Gardens, fences, garages and drainage reserves spilling over to council land are going mostly uncontrolled, leaving council's pockets tens of thousands of dollars lighter thanks to the unclaimed license fees.
The news comes at a time where council needs every cent, with Mayor Campbell Barry announcing a possible average 7.9 per cent rates rise to tackle a budget deficit.
There are four types of encroachments on council land, according to a draft report given to Hutt City Council's Policy Finance and Strategy Committee.
One of these was pavement encroachment license, which allows a business to use a portion of the pavement outside their premises to set up tables and chairs for their customers to use while dining.
Lower Hutt has seven of these encroachments licensed, but council has identified another 42 that are unlicenced.
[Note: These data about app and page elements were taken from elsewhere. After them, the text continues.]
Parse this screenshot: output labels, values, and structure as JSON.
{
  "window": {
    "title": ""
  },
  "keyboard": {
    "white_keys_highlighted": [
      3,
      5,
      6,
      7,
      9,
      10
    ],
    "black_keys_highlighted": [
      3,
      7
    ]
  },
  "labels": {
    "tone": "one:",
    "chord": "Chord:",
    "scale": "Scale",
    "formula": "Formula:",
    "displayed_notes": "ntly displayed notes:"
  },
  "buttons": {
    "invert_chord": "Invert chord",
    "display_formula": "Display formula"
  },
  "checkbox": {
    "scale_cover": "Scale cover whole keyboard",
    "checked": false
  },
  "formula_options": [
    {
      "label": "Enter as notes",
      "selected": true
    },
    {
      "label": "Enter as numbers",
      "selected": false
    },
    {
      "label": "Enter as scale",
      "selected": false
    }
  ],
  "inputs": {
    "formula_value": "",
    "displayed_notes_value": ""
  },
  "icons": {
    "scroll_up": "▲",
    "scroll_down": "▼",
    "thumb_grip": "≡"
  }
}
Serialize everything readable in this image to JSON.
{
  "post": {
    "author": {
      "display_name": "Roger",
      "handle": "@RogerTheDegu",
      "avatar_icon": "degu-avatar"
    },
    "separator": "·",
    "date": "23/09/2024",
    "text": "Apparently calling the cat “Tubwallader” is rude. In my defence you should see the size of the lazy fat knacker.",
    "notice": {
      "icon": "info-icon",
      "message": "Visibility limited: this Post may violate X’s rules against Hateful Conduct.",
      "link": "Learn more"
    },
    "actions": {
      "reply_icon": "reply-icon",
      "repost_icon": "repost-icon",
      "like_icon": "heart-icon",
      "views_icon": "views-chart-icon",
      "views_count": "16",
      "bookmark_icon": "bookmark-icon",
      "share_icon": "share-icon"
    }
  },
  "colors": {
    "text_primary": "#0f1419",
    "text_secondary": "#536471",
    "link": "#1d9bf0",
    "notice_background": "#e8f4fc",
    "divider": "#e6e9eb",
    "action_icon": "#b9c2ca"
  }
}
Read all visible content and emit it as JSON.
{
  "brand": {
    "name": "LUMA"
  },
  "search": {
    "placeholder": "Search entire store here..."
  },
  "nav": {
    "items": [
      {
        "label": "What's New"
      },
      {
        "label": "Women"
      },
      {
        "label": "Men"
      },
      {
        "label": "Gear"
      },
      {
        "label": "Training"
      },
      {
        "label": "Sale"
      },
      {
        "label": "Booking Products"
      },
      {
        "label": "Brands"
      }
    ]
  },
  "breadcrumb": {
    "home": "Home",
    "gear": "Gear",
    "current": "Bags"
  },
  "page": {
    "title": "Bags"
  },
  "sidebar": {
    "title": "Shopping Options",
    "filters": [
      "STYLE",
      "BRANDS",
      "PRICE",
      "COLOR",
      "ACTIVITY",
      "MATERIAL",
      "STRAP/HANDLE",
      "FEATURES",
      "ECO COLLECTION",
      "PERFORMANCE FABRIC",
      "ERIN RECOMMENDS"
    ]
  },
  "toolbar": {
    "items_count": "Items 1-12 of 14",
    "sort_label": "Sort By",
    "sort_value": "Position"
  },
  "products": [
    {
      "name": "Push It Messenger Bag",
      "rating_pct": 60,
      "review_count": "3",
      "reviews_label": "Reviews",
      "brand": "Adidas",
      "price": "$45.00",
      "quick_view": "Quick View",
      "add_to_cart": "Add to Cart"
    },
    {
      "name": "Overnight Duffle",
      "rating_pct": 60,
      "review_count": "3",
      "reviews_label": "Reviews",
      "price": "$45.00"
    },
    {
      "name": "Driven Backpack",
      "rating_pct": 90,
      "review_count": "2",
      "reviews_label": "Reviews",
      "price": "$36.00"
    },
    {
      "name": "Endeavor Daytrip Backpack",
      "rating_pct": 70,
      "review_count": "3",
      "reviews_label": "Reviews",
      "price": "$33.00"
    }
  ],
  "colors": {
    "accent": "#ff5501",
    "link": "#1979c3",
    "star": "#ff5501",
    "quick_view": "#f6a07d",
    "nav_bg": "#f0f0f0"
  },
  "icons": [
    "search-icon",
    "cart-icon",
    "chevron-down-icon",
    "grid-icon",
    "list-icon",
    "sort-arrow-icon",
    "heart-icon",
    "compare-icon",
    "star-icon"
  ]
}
"We currently have a minority of ratepayers using public land for their own benefit being subsidised by the majority of ratepayers and those who pay their license fee annually," the report said.
Now council is looking at cracking down on the unpaying parties in a staggered approach, starting with the pavement licences.
At a council workshop in 2018, officers were asked to identify unlicensed areas and develop options for council to consider.
The biggest area for unlicensed encroachment was with gardens, where property owners developed or maintained gardens and fences along the front of their land and partly on the road reserve.
There are 1241 unlicensed garden encroachments in Lower Hutt.
But homeowners with unruly agapanthus bushes need not worry, as the report recommends garden encroachments 10 square metres or less be removed from consideration.
"Not all encroachments are equal and because of this they should be dealt with using a 'one size fits all' approach," the report said.
With smaller encroachments and ones with a legitimate function removed, there remained 547 that should still be licensed.
The recommended approach now is that council focus on ensuring all encroachments are licensed - starting with pavements as a pilot.
Currently council makes $30,000 from these licenses, but the predicted new revenue could be as high as $188,000, or $108,000 when taking size and function criteria into account.
The biggest area to gather revenue was garden encroachments. Even leaving out functional and small garden encroachments, enforcing the licensing fees would push the revenue from $2415 up to $62,905 per year.
The report will go before community boards this month for consideration.